3. In a lock of the class described, a hollow push button, a flat connecting bar, an end wall on said push button having a slot through which said connecting bar enters said push button, said connecting bar having within said push button edges that are stepped inwardly from the end of said connecting bar, a washer on the stepped edges of said connecting bar, said washer having crossed slots of unequal length whereby said washer admits the end of said connecting bar and is retained by outer steps on said connecting bar when said washer is turned relatively thereto, an abutment on said connecting bar whereby said push button when pressed moves said connecting bar in one direction, and a spring engaged between said slotted end wall of said push button and said cross-slotted washer whereby to hold said push button against said abutment, said spring holding said washer seated against said stepped edges of said connecting bar and yielding to allow said push button to slide on said connecting bar away from said abutment in a direction opposed to said one direction.
4. In a lock of the class described having a locking mechanism, a connecting bar moving inwardly to actuate said locking mechanism, a push button fitted about the outer end of said connecting bar, means for latching said connecting bar in locking position, a spring moving said connecting bar outwardly away from looking position when released from said latching means, and a stop against which the connecting bar is moved by said spring, the improvement that comprises a retaining spring pressing between said connecting bar and said push button to hold said push button yieldingly against a part of said connecting bar, and said spring yielding to allow the push button to move on the connecting bar away from.

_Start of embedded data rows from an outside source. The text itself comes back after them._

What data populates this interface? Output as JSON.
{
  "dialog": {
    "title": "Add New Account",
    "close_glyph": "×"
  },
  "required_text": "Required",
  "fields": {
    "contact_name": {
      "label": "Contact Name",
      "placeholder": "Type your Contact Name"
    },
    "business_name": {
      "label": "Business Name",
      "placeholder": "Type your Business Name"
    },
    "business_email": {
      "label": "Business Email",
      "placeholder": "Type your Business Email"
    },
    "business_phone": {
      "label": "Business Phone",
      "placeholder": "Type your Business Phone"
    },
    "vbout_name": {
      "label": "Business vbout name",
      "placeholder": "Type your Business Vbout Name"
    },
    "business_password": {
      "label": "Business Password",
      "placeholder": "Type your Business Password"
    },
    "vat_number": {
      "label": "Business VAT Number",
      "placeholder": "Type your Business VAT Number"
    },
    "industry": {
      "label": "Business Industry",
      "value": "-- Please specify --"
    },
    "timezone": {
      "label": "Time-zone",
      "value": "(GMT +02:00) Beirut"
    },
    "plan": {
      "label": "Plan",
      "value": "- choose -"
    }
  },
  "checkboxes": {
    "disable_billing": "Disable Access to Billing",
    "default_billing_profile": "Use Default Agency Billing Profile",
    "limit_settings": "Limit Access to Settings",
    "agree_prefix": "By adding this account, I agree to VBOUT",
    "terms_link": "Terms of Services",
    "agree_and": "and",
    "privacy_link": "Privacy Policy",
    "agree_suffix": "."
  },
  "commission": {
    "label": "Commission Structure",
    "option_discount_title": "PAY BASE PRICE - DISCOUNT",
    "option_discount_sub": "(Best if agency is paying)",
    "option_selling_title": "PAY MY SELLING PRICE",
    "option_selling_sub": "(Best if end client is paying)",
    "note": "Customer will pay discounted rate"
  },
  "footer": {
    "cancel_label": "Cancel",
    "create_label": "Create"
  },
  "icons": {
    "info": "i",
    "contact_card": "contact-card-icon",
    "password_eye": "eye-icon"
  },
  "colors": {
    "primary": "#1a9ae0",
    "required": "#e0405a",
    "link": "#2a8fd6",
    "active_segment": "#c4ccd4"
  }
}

said part of said bar when the connecting bar strikes said stop.
References Cited in the file of this patent Sullivan Feb. 1, 1949